American Apparel says it expects to report a loss and sales decline for 2010
Los Angeles clothing company American Apparel said in a regulatory filing Thursday that it would not be able to file its annual 10-K report on time and said it expected to report a sales decline and loss for the year that ended Dec. 31.
The company, which has missed filing deadlines several times in the last year, said the abrupt resignation of Deloitte & Touche as its auditing firm last year was the reason for the delay. In the filing with the Securities and Exchange Commission, the company said it couldn't file the report for 2010 "without unreasonable effort and expense."
American Apparel said it expected to report a sales decrease for 2010 compared with the year before, primarily because of a decline in sales at stores open at least a year, known as comparable-store sales, and because of fewer stores (the company operated 273 stores on Dec. 31, eight fewer than a year earlier).
The company also said it expected to report a loss in 2010 "primarily as a result of declines in comparable-store sales, higher production costs, higher operating costs and an
increase in interest expense."
American Apparel made headlines this month after a former employee filed a sexual harassment lawsuit against founder and Chief Executive Dov Charney.

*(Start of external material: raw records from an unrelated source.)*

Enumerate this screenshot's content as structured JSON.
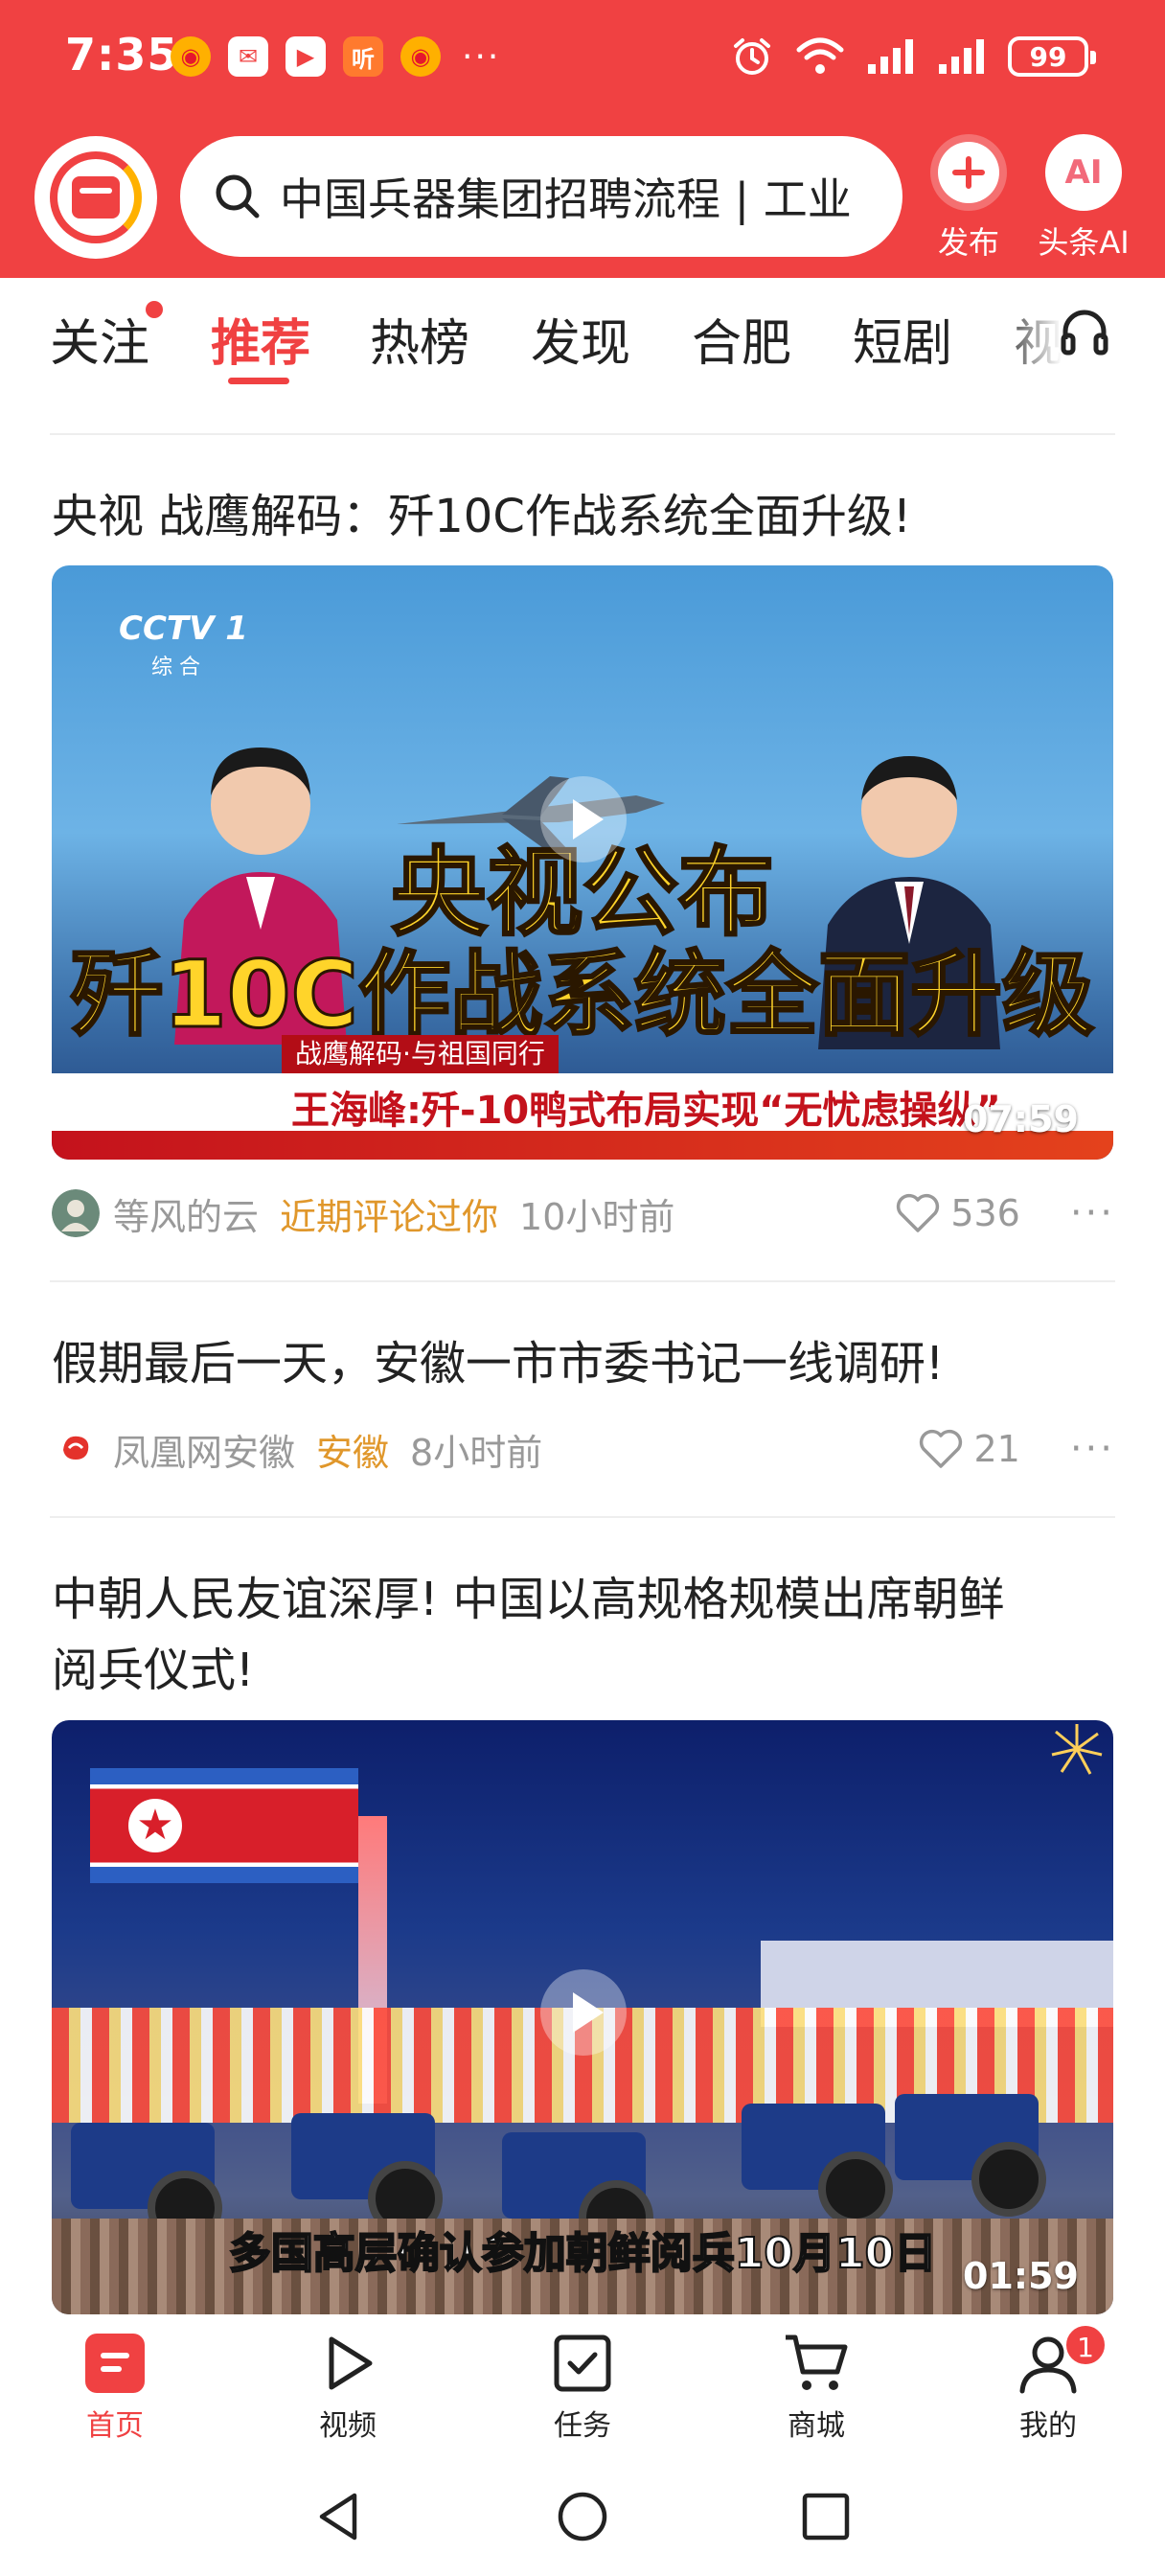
{
  "status_bar": {
    "time": "7:35",
    "notifications": [
      "weibo-icon",
      "mail-icon",
      "video-app-icon",
      "listen-app-icon",
      "weibo-icon"
    ],
    "listen_label": "听",
    "more": "···",
    "battery": "99"
  },
  "header": {
    "search_text": "中国兵器集团招聘流程 | 工业",
    "publish_label": "发布",
    "ai_label": "头条AI",
    "ai_icon_text": "AI",
    "brand_color": "#f04142"
  },
  "tabs": [
    {
      "label": "关注",
      "active": false,
      "dot": true
    },
    {
      "label": "推荐",
      "active": true
    },
    {
      "label": "热榜",
      "active": false
    },
    {
      "label": "发现",
      "active": false
    },
    {
      "label": "合肥",
      "active": false
    },
    {
      "label": "短剧",
      "active": false
    },
    {
      "label": "视",
      "active": false
    }
  ],
  "articles": [
    {
      "title": "央视 战鹰解码：歼10C作战系统全面升级!",
      "video": {
        "channel": "CCTV 1",
        "channel_sub": "综 合",
        "caption_line1": "央视公布",
        "caption_line2": "歼10C作战系统全面升级",
        "ticker_tag": "战鹰解码·与祖国同行",
        "ticker_text": "王海峰:歼-10鸭式布局实现“无忧虑操纵”",
        "duration": "07:59"
      },
      "author": "等风的云",
      "tag": "近期评论过你",
      "time": "10小时前",
      "likes": "536"
    },
    {
      "title": "假期最后一天，安徽一市市委书记一线调研!",
      "author": "凤凰网安徽",
      "tag": "安徽",
      "time": "8小时前",
      "likes": "21"
    },
    {
      "title_line1": "中朝人民友谊深厚! 中国以高规格规模出席朝鲜",
      "title_line2": "阅兵仪式!",
      "video": {
        "caption": "多国高层确认参加朝鲜阅兵10月10日",
        "duration": "01:59"
      }
    }
  ],
  "bottom_nav": [
    {
      "label": "首页",
      "icon": "home-icon",
      "active": true
    },
    {
      "label": "视频",
      "icon": "play-icon",
      "active": false
    },
    {
      "label": "任务",
      "icon": "task-icon",
      "active": false
    },
    {
      "label": "商城",
      "icon": "cart-icon",
      "active": false
    },
    {
      "label": "我的",
      "icon": "profile-icon",
      "active": false,
      "badge": "1"
    }
  ]
}
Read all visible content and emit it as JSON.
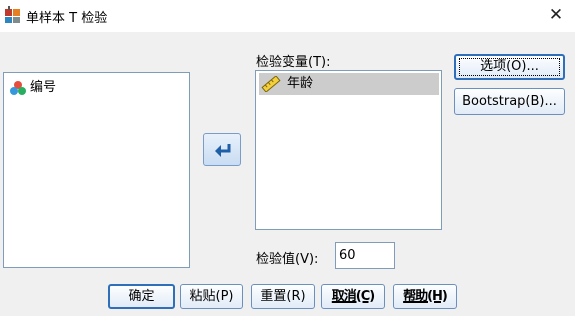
{
  "window": {
    "title": "单样本 T 检验",
    "close_glyph": "✕"
  },
  "source_list": {
    "items": [
      {
        "label": "编号",
        "icon": "nominal-variable-icon"
      }
    ]
  },
  "move_button": {
    "icon": "move-right-arrow-icon"
  },
  "test_variables": {
    "label": "检验变量(T):",
    "items": [
      {
        "label": "年龄",
        "icon": "scale-variable-ruler-icon"
      }
    ]
  },
  "test_value": {
    "label": "检验值(V):",
    "value": "60"
  },
  "side_buttons": {
    "options": "选项(O)...",
    "bootstrap": "Bootstrap(B)..."
  },
  "bottom_buttons": {
    "ok": "确定",
    "paste": "粘贴(P)",
    "reset": "重置(R)",
    "cancel": "取消(C)",
    "help": "帮助(H)"
  },
  "colors": {
    "selection": "#cccccc",
    "list_border": "#7f9db9",
    "button_border": "#6b8fbf",
    "dialog_bg": "#f0f0f0"
  }
}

The company has denied the charges and said it viewed the $250-million suit as an extortion attempt.
-- Andrea Chang